Required action:
Scan the material and copy every line in which "Scheduler" appears.

====================

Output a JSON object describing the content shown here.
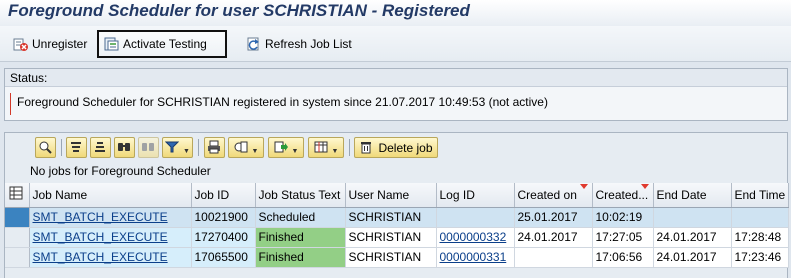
{
  "window": {
    "title": "Foreground Scheduler for user SCHRISTIAN - Registered"
  },
  "toolbar": {
    "unregister": {
      "label": "Unregister",
      "icon": "unregister-icon"
    },
    "activate_testing": {
      "label": "Activate Testing",
      "icon": "activate-testing-icon"
    },
    "refresh": {
      "label": "Refresh Job List",
      "icon": "refresh-icon"
    }
  },
  "status": {
    "title": "Status:",
    "text": "Foreground Scheduler for SCHRISTIAN registered in system since 21.07.2017 10:49:53 (not active)"
  },
  "alv": {
    "toolbar_icons": [
      "details-icon",
      "sort-ascending-icon",
      "sort-descending-icon",
      "find-icon",
      "find-next-icon",
      "filter-icon",
      "print-icon",
      "views-icon",
      "export-icon",
      "layout-icon"
    ],
    "delete_job_label": "Delete job",
    "caption": "No jobs for Foreground Scheduler",
    "columns": [
      "Job Name",
      "Job ID",
      "Job Status Text",
      "User Name",
      "Log ID",
      "Created on",
      "Created...",
      "End Date",
      "End Time"
    ],
    "rows": [
      {
        "job_name": "SMT_BATCH_EXECUTE",
        "job_id": "10021900",
        "status": "Scheduled",
        "user": "SCHRISTIAN",
        "log_id": "",
        "created_on": "25.01.2017",
        "created_time": "10:02:19",
        "end_date": "",
        "end_time": ""
      },
      {
        "job_name": "SMT_BATCH_EXECUTE",
        "job_id": "17270400",
        "status": "Finished",
        "user": "SCHRISTIAN",
        "log_id": "0000000332",
        "created_on": "24.01.2017",
        "created_time": "17:27:05",
        "end_date": "24.01.2017",
        "end_time": "17:28:48"
      },
      {
        "job_name": "SMT_BATCH_EXECUTE",
        "job_id": "17065500",
        "status": "Finished",
        "user": "SCHRISTIAN",
        "log_id": "0000000331",
        "created_on": "",
        "created_time": "17:06:56",
        "end_date": "24.01.2017",
        "end_time": "17:23:46"
      }
    ]
  },
  "colors": {
    "title_text": "#233a66",
    "finished_status": "#93cf86",
    "selected_row": "#cfe3f2",
    "row_selector": "#3b83c0",
    "sort_indicator": "#e03a2f",
    "status_marker": "#d23a2a"
  }
}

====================

Reply to the task:
    "title": "Foreground Scheduler for user SCHRISTIAN - Registered"
    "text": "Foreground Scheduler for SCHRISTIAN registered in system since 21.07.2017 10:49:53 (not active)"
    "caption": "No jobs for Foreground Scheduler",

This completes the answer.